There are three ways of evaluating the Twins’ trade of batting champion Luis Arraez:
Via heart, head and history.
The heart: Anyone with a pulse is allowed to hate this deal. The Twins on Friday traded Arraez to the Miami Marlins for starting pitcher Pablo Lopez and two position-playing prospects with high offensive upside — Jose Salas and Byron Chourio.
Arraez represents the kind of story every writer wants to write and every reader wants to read. He’s a long shot who overachieved, a competitor who treated every at-bat as a crusade, an entertainer in a sea of stoicism, a batting champ on a failed team.
If you don’t love Arraez, you shouldn’t bother with sports.
The heart is the reason not to trade Arraez.
The head: The Twins approached Arraez about a long-term contract before last season.
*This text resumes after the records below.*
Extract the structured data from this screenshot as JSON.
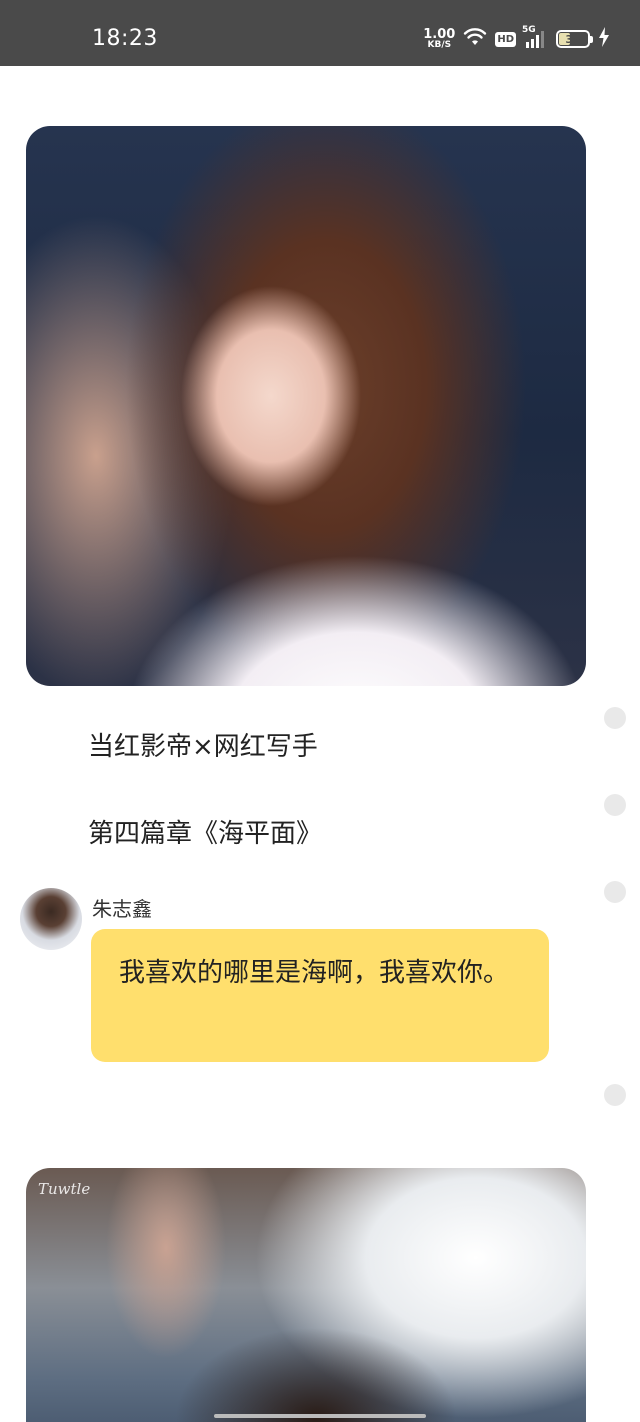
{
  "status_bar": {
    "time": "18:23",
    "net_speed_value": "1.00",
    "net_speed_unit": "KB/S",
    "hd_label": "HD",
    "network_label": "5G",
    "battery_level": "38",
    "battery_percent": 38,
    "icons": [
      "wifi-icon",
      "signal-icon",
      "battery-icon",
      "charging-icon"
    ]
  },
  "post": {
    "line_1": "当红影帝×网红写手",
    "line_2": "第四篇章《海平面》",
    "photo_2_watermark": "Tuwtle"
  },
  "chat": {
    "sender_name": "朱志鑫",
    "message": "我喜欢的哪里是海啊，我喜欢你。",
    "bubble_color": "#ffdf6d"
  }
}
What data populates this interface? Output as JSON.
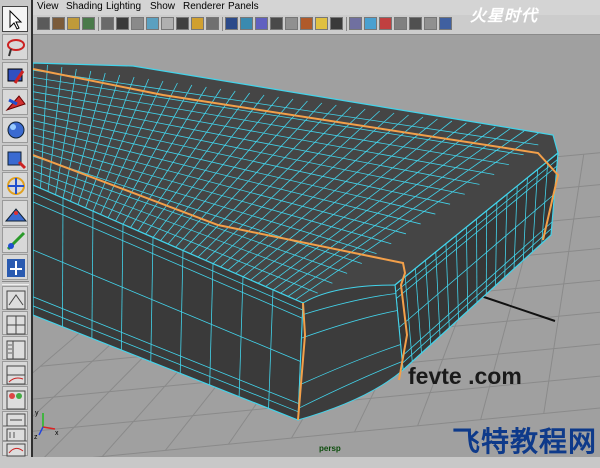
{
  "menubar": {
    "items": [
      "View",
      "Shading",
      "Lighting",
      "Show",
      "Renderer",
      "Panels"
    ]
  },
  "viewport": {
    "camera_label": "persp"
  },
  "watermarks": {
    "logo_text": "火星时代",
    "domain_text": "fevte .com",
    "brand_text": "飞特教程网"
  },
  "colors": {
    "viewport_bg": "#a0a0a0",
    "grid_line": "#8a8a8a",
    "mesh_face": "#3e3e3e",
    "mesh_edge": "#43d3ea",
    "selected_edge": "#f3a04a",
    "panel_bg": "#c8c8c8"
  },
  "toolbox": {
    "tools": [
      {
        "name": "select-tool",
        "icon": "arrow-icon"
      },
      {
        "name": "lasso-tool",
        "icon": "lasso-icon"
      },
      {
        "name": "paint-select-tool",
        "icon": "paint-brush-icon"
      },
      {
        "name": "move-tool",
        "icon": "move-icon"
      },
      {
        "name": "rotate-tool",
        "icon": "rotate-icon"
      },
      {
        "name": "scale-tool",
        "icon": "scale-icon"
      },
      {
        "name": "universal-manipulator",
        "icon": "manipulator-icon"
      },
      {
        "name": "soft-mod-tool",
        "icon": "soft-mod-icon"
      },
      {
        "name": "show-manipulator-tool",
        "icon": "show-manip-icon"
      },
      {
        "name": "last-tool-used",
        "icon": "last-tool-icon"
      }
    ],
    "layouts": [
      {
        "name": "single-perspective-layout",
        "icon": "single-pane-icon"
      },
      {
        "name": "four-view-layout",
        "icon": "four-pane-icon"
      },
      {
        "name": "persp-outliner-layout",
        "icon": "persp-outliner-icon"
      },
      {
        "name": "persp-graph-layout",
        "icon": "persp-graph-icon"
      },
      {
        "name": "hypershade-persp-layout",
        "icon": "hypershade-icon"
      },
      {
        "name": "persp-hypergraph-layout",
        "icon": "hypergraph-icon"
      },
      {
        "name": "outliner-layout",
        "icon": "outliner-icon"
      },
      {
        "name": "graph-editor-layout",
        "icon": "graph-editor-icon"
      }
    ]
  },
  "panel_icons": [
    "select-camera-icon",
    "camera-attributes-icon",
    "bookmark-icon",
    "image-plane-icon",
    "two-d-pan-icon",
    "grid-icon",
    "film-gate-icon",
    "resolution-gate-icon",
    "gate-mask-icon",
    "field-chart-icon",
    "safe-action-icon",
    "safe-title-icon",
    "wireframe-icon",
    "smooth-shade-icon",
    "wireframe-on-shaded-icon",
    "flat-shade-icon",
    "bounding-box-icon",
    "textured-icon",
    "use-default-lights-icon",
    "shadows-icon",
    "high-quality-icon",
    "xray-icon",
    "xray-joints-icon",
    "isolate-select-icon",
    "grease-pencil-icon",
    "resolution-icon",
    "viewport-options-icon"
  ]
}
Arraez decided not to sign. That was wise and revealing.
Wise, because he elevated his value in 2022. Revealing, because it told the Twins that Arraez was more interested in a large payday than security.
The signing of shortstop Carlos Correa leaves the Twins with a glut of corner position players, which included Arraez, Jose Miranda, Joey Gallo, Max Kepler, Alex Kirilloff, Trevor Larnach, Matt Wallner and Kyle Garlick. Shortstop prospects Royce Lewis and Brooks Lee are now corner position prospects or second basemen and the Twins have one of their best hitters, when healthy, playing second base in Jorge Polanco.
They also have an impressive super-utility player in Nick Gordon.
Arraez does what all of the others don’t — extend at-bats to double-digit pitches and smack line-drive singles all over the field. But he doesn’t hit for power, steal bases or excel as a defender at any position.
The argument that the Twins need to keep their most popular players to draw fans is fraudulent. I’ve been covering the Twins since 1993. I’ve seen fans refuse to show up to watch Kirby Puckett, Dave Winfield, Terry Steinbach, Chuck Knoblauch, Paul Molitor, Joe Mauer and Arraez.
Winning teams draw fans, not individual performances. By trading Arraez for a good young pitcher and two talented prospects, the Twins got good value and strengthened their starting pitching.
The job of a general manager is to constantly seek value and fit.
The history: The trade will be unpopular with many fans because Arraez was traded following his best season, in which he won a batting title.
Let’s review the Twins’ history of decisions made on players at their career peak, starting with Puckett.
After the 1992 season, the Twins signed Puckett to a five-year, $30 million contract, which briefly represented a record baseball deal. They would not have a winning season during the course of that deal, and Puckett would play only three of the five seasons because of suddenly going blind in his right eye in the spring of 1996.
During the ’96 season, Chuck Knoblauch, in the midst of his best season, signed a five-year, $30 million deal. Once he signed it, he would never again perform at that level, and would force a trade to the Yankees after the ’97 season. The Twins would not have a winning record until 2001.
After he won the AL MVP award in 2009, Joe Mauer signed an eight-year, $184 million deal to stay with the Twins. His OPS that season: 1.031. He would never have an OPS higher than .880 (still an excellent mark for a catcher) the rest of his career while being plagued by injuries.
Puckett, Knoblauch and Mauer were different from Arraez. All three were exceptional fielders and hitters with lengthy track records, but in terms of pure value the Twins would have been better off trading all three at the time they signed them to long-term contracts.
I’ll miss Arraez as a personality, competitor and hitter, but the Twins made a logical deal.
Broadcasters like to say that you can’t measure heart.
What’s certain is that general managers shouldn’t use their hearts when measuring.